_EXERCISE BRIEF_.
Working through the lines below, return each one that holds "Your".

_Interface dataset entries_.
────

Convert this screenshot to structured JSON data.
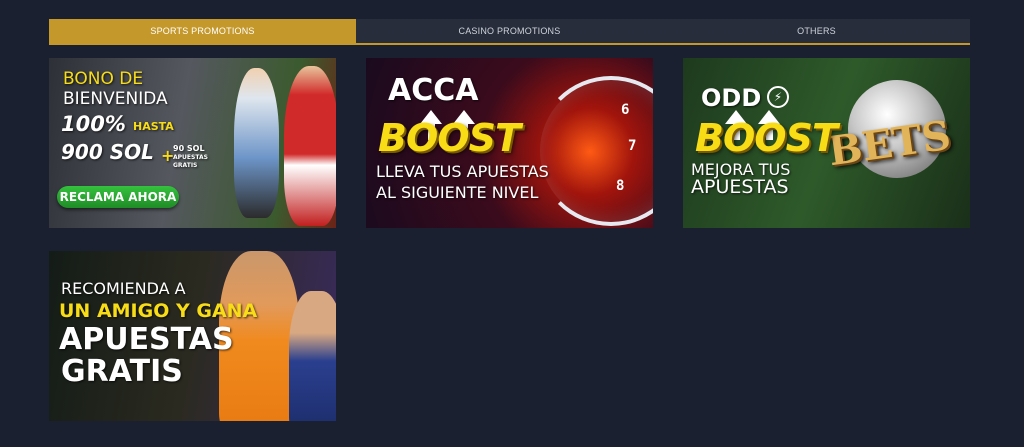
{
  "tabs": [
    {
      "label": "SPORTS PROMOTIONS",
      "active": true
    },
    {
      "label": "CASINO PROMOTIONS",
      "active": false
    },
    {
      "label": "OTHERS",
      "active": false
    }
  ],
  "colors": {
    "accent": "#c4982b",
    "background": "#1a2030",
    "tab_bg": "#272d3b",
    "boost_yellow": "#f7dc16",
    "cta_green": "#2aa834"
  },
  "promos": [
    {
      "line1": "BONO DE",
      "line2": "BIENVENIDA",
      "percent": "100%",
      "hasta": "HASTA",
      "amount": "900 SOL",
      "plus": "+",
      "extra_amount": "90 SOL",
      "extra_line2": "APUESTAS",
      "extra_line3": "GRATIS",
      "cta": "RECLAMA AHORA"
    },
    {
      "title": "ACCA",
      "boost": "BOOST",
      "line1": "LLEVA TUS APUESTAS",
      "line2": "AL SIGUIENTE NIVEL",
      "gauge_6": "6",
      "gauge_7": "7",
      "gauge_8": "8"
    },
    {
      "title": "ODD",
      "boost": "BOOST",
      "line1": "MEJORA TUS",
      "line2": "APUESTAS",
      "bets": "BETS"
    },
    {
      "line1": "RECOMIENDA A",
      "line2": "UN AMIGO Y GANA",
      "line3": "APUESTAS",
      "line4": "GRATIS"
    }
  ]
}
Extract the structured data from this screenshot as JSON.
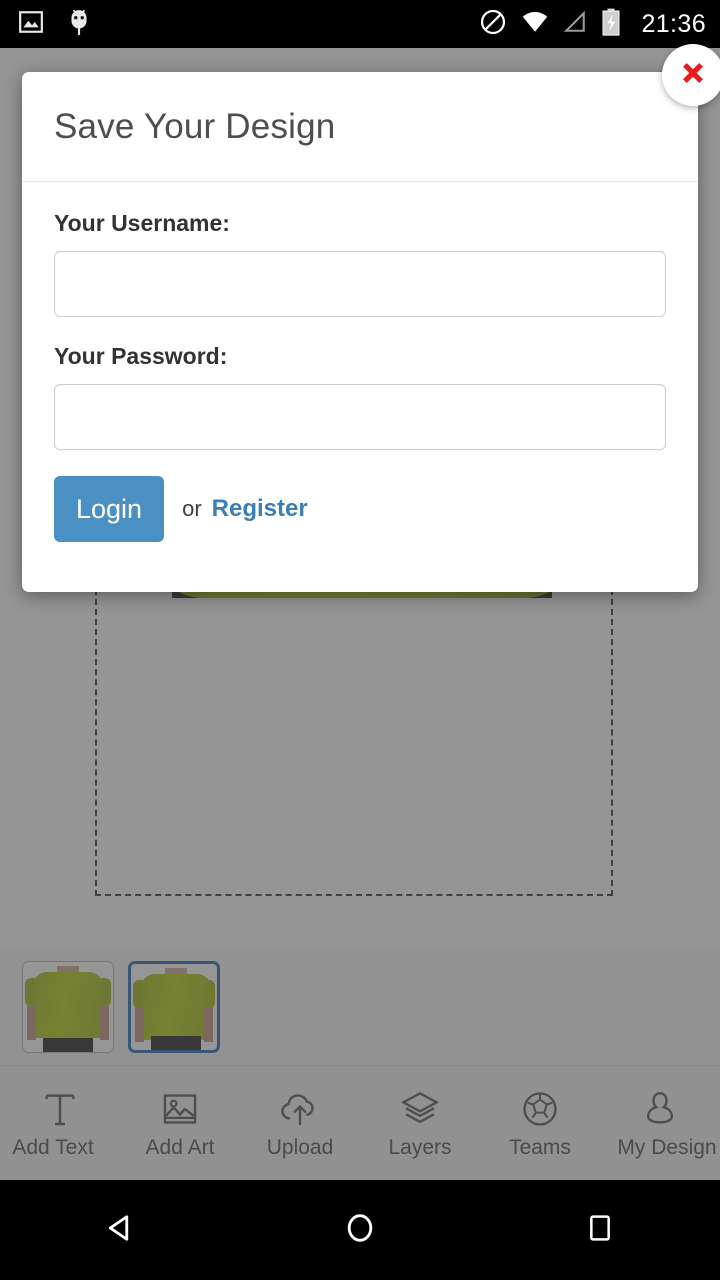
{
  "status_bar": {
    "time": "21:36",
    "left_icons": [
      {
        "name": "photo-icon"
      },
      {
        "name": "android-debug-icon"
      }
    ],
    "right_icons": [
      {
        "name": "do-not-disturb-icon"
      },
      {
        "name": "wifi-icon"
      },
      {
        "name": "cell-signal-icon"
      },
      {
        "name": "battery-charging-icon"
      }
    ],
    "background": "#000000",
    "foreground": "#ffffff"
  },
  "dialog": {
    "title": "Save Your Design",
    "close_label": "✖",
    "username": {
      "label": "Your Username:",
      "value": "",
      "placeholder": ""
    },
    "password": {
      "label": "Your Password:",
      "value": "",
      "placeholder": ""
    },
    "login_label": "Login",
    "or_label": "or",
    "register_label": "Register",
    "accent_color": "#4a90c2",
    "link_color": "#3a7fb8",
    "close_color": "#e81c1c"
  },
  "designer": {
    "selection_label": "design-selection-box",
    "shirt_color": "#b0c80a",
    "art_color": "#14148f",
    "thumbnails": [
      {
        "name": "thumbnail-front",
        "view": "Front",
        "selected": false
      },
      {
        "name": "thumbnail-back",
        "view": "Back",
        "selected": true
      }
    ],
    "selected_border_color": "#1763ad"
  },
  "toolbar": {
    "items": [
      {
        "label": "Add Text",
        "icon": "text-icon"
      },
      {
        "label": "Add Art",
        "icon": "image-icon"
      },
      {
        "label": "Upload",
        "icon": "cloud-upload-icon"
      },
      {
        "label": "Layers",
        "icon": "layers-icon"
      },
      {
        "label": "Teams",
        "icon": "soccer-ball-icon"
      },
      {
        "label": "My Design",
        "icon": "person-icon"
      }
    ]
  },
  "nav_bar": {
    "buttons": [
      {
        "name": "back-button",
        "icon": "triangle-left-icon"
      },
      {
        "name": "home-button",
        "icon": "circle-icon"
      },
      {
        "name": "recents-button",
        "icon": "square-icon"
      }
    ]
  }
}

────

_RESPONSE_.
    "title": "Save Your Design",
      "label": "Your Username:",
      "label": "Your Password:",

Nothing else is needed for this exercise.